And realised immediately that I was seeing something extraordinary and unusual. So much so that I read and re-read the labels accompanying the paintings to reassure myself that the paintings were indeed a pictorial representation of the Vedas — Rig, Sama, Yajur and Atharva — in (zoo) anthropomorphic forms.
One of the two things that repeatedly came up during background research on Jhalawar, before my Hadoti trip in November 2016, was the nearly 100-year old Bhawani Natyashala (the other was the Government Museum at the Gadh Mahal or Palace). The brief descriptions of the Natyashala was varied — it was a theatre, dance hall, performance hall, royal audience hall, etc. Even though the descriptions didn’t agree on what the Natyashala was, they all agreed upon one thing — that it was beautiful, one of its kind, and worth a visit.
But once in Jhalawar, I found out that the Bhawani Natyashala was closed and out-of-bounds to the public — something that none of the websites that touted it as a must-see bothered to mention ! Mahijit ji, my host in Jhalawar, told me that I could still see it from the outside and that’s what I decided to do. But luck had other plans for me.
The Bhawani Natyashala is located in the premises of the Gadh Mahal, and after my friend and I finished the tour of the museum and the painted rooms, we asked the museum attendant who was taking us around, for directions to the theatre. He offered to not only take us there, but also open it up and show it to us since he had the keys with him. A short walk later, we were in front of the Bhawani Natyashala.
When I started planning for the Hadoti Trip last year, I wasn’t aware of Jhalawar’s existence at all. I feel rather sheepish admitting this, but its the truth. Located about 80 km from Kota, Jhalawar cropped up as a suggestion for a pit stop to explore Gagron Fort, Jhalarapatan and the Kolvi Caves.
The information available on Jhalawar, which was sketchy to say the least with the same information being circulated on various sites — it was a former princely state, it had a palace, a theatre, a Fort (Gagron), had the highest amount of rainfall in the state, etc. But then I read about bad road conditions between the Kota and Jhalawar, I decided to shift my base from the former city to the latter since these sites were closer to Jhalawar than Kota.
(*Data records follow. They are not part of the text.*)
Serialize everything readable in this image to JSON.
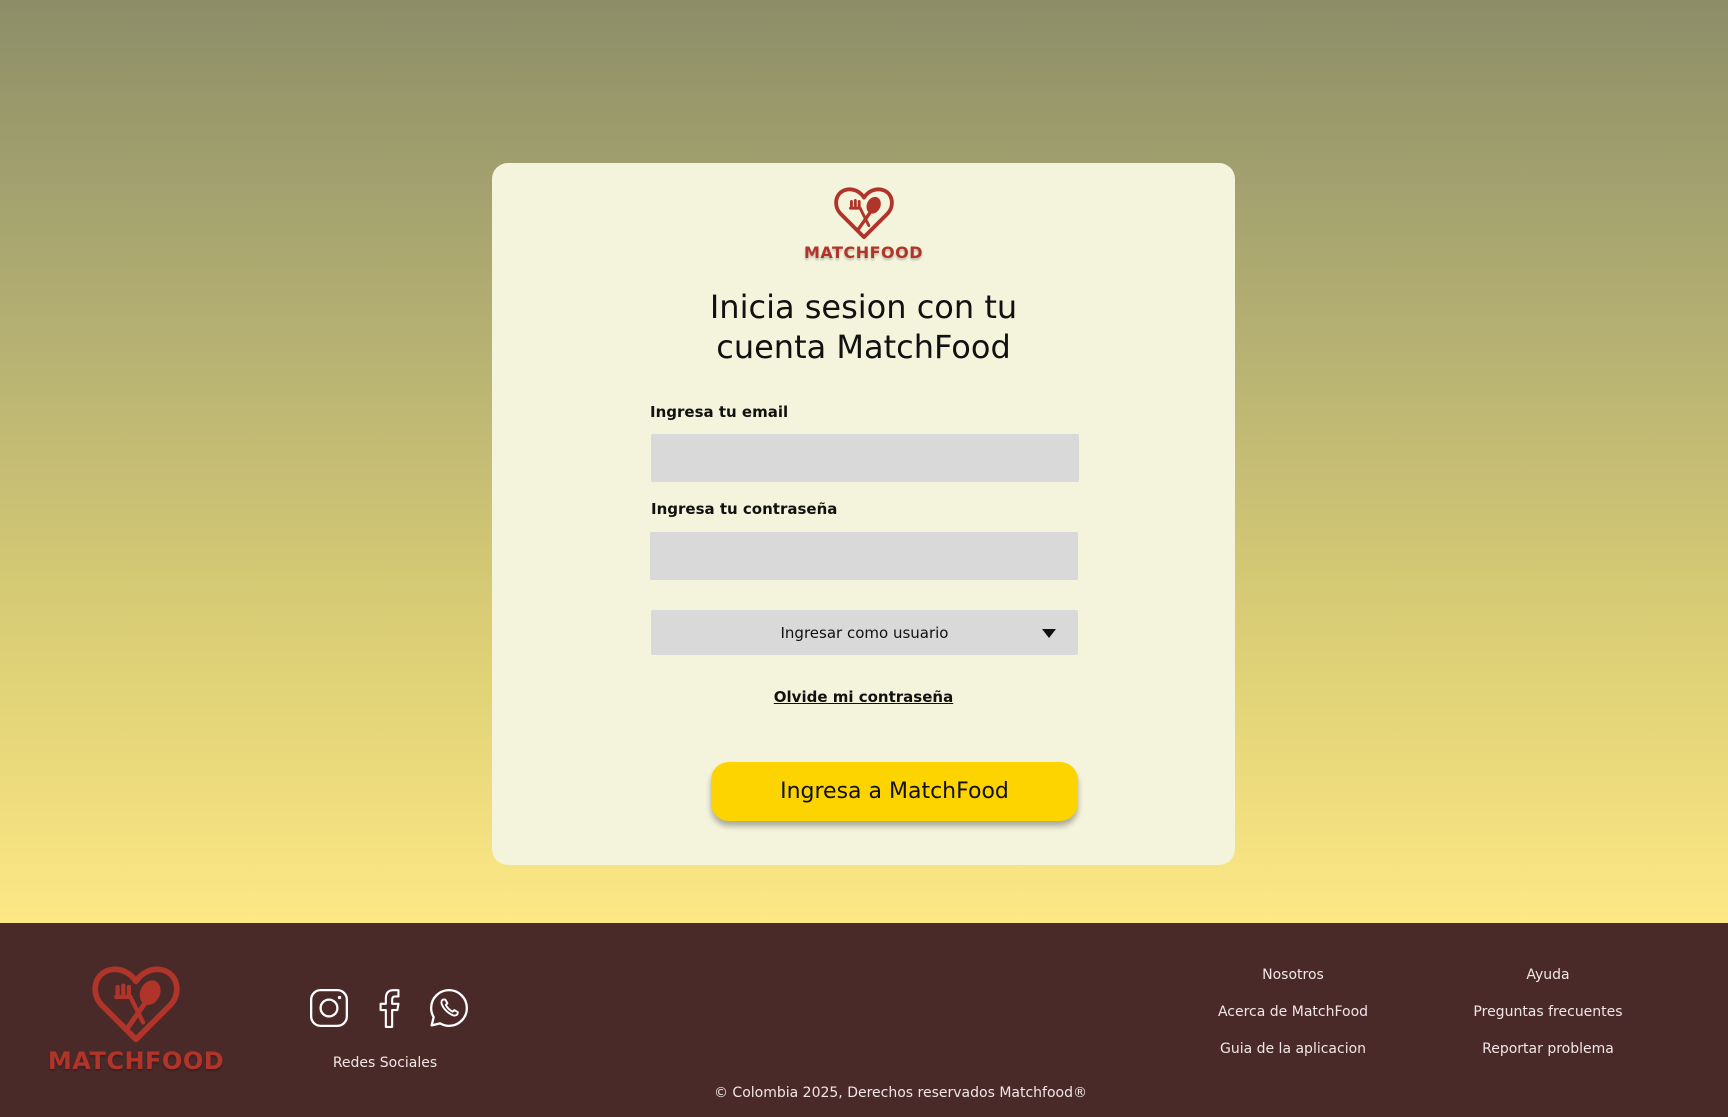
{
  "colors": {
    "brand_red": "#b1342a",
    "submit_yellow": "#fdd300",
    "footer_bg": "#4a2a29",
    "card_bg": "#f4f4dc",
    "input_bg": "#d9d9d9"
  },
  "brand": {
    "name": "MATCHFOOD",
    "logo_icon": "heart-fork-spoon-icon"
  },
  "login": {
    "title": "Inicia sesion con tu cuenta MatchFood",
    "email_label": "Ingresa tu email",
    "email_value": "",
    "password_label": "Ingresa tu contraseña",
    "password_value": "",
    "role_select": {
      "selected": "Ingresar como usuario"
    },
    "forgot_password": "Olvide mi contraseña",
    "submit_label": "Ingresa a MatchFood"
  },
  "footer": {
    "social": {
      "icons": [
        "instagram-icon",
        "facebook-icon",
        "whatsapp-icon"
      ],
      "label": "Redes Sociales"
    },
    "columns": [
      {
        "heading": "Nosotros",
        "links": [
          "Acerca de MatchFood",
          "Guia de la aplicacion"
        ]
      },
      {
        "heading": "Ayuda",
        "links": [
          "Preguntas frecuentes",
          "Reportar problema"
        ]
      }
    ],
    "copyright": "© Colombia 2025, Derechos reservados Matchfood®"
  }
}
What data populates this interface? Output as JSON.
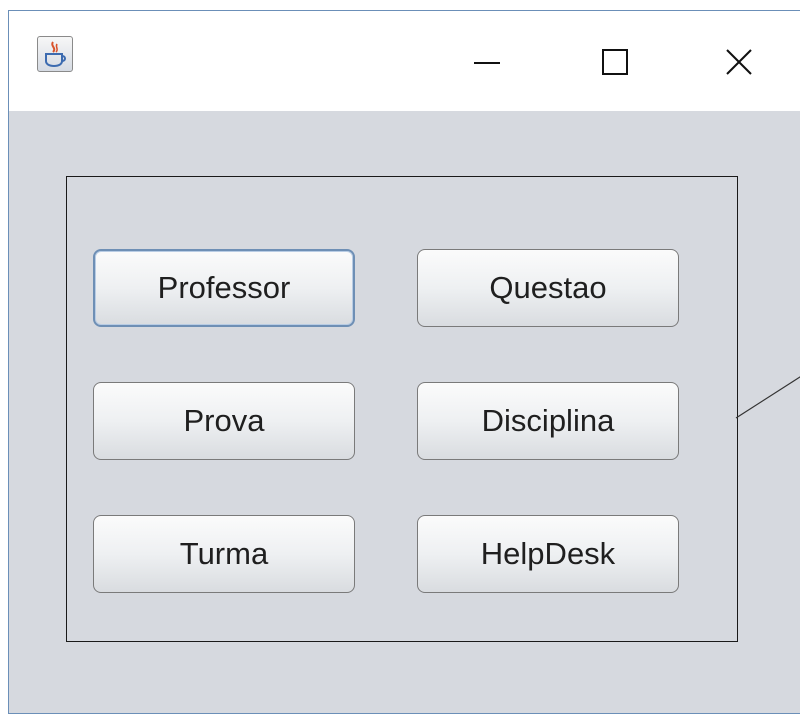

Once that was decided, all I had to do was to find a hotel to stay and wait for the trip to get underway. Here, Jayanti of One Life To Travel connected me with Mahijit ji of Virendra Bhawan, and that too got finalised, and the trip countdown began. 🙂
When I got off the train at Bhawani MandiStation on that cold November morning in 2016, I had no idea that this was the beginning of an epic trip. I had no idea that I was going to fall in love with Jhalawar, so much so that it was going to be the highlight of my Hadoti Trip.
I first heard about Mahabalipuram in a chapter of my Class 8 or 9 Hindi textbook. While I don’t remember who the author of that piece was, I do remember that it was about the ruminations of a sculptor who wondered about the glorious temple ruins by the sea-shore and how they came to be.
Though the chapter didn’t mention Mahabalipuram as the place the sculptor was talking about, my Hindi teacher said that is where the story was based. He also elaborated a bit on the history of Mahabalipuram and that had me hooked. My young and impressionable teenaged mind found the description of a bygone era and the desolation of temple ruins by the sea-shore very romantic.
The visual stayed with me through school, college, university… till I actually visited Mahabalipuram in 1996. This was in the summer of that year and the heat and tourist hordes dispelled any romantic notion I had about Mahabalipuram. But the monuments left an impression on me — enough to make me want to re-visit it.
It took me almost 20 years visit Mahabalipuram again.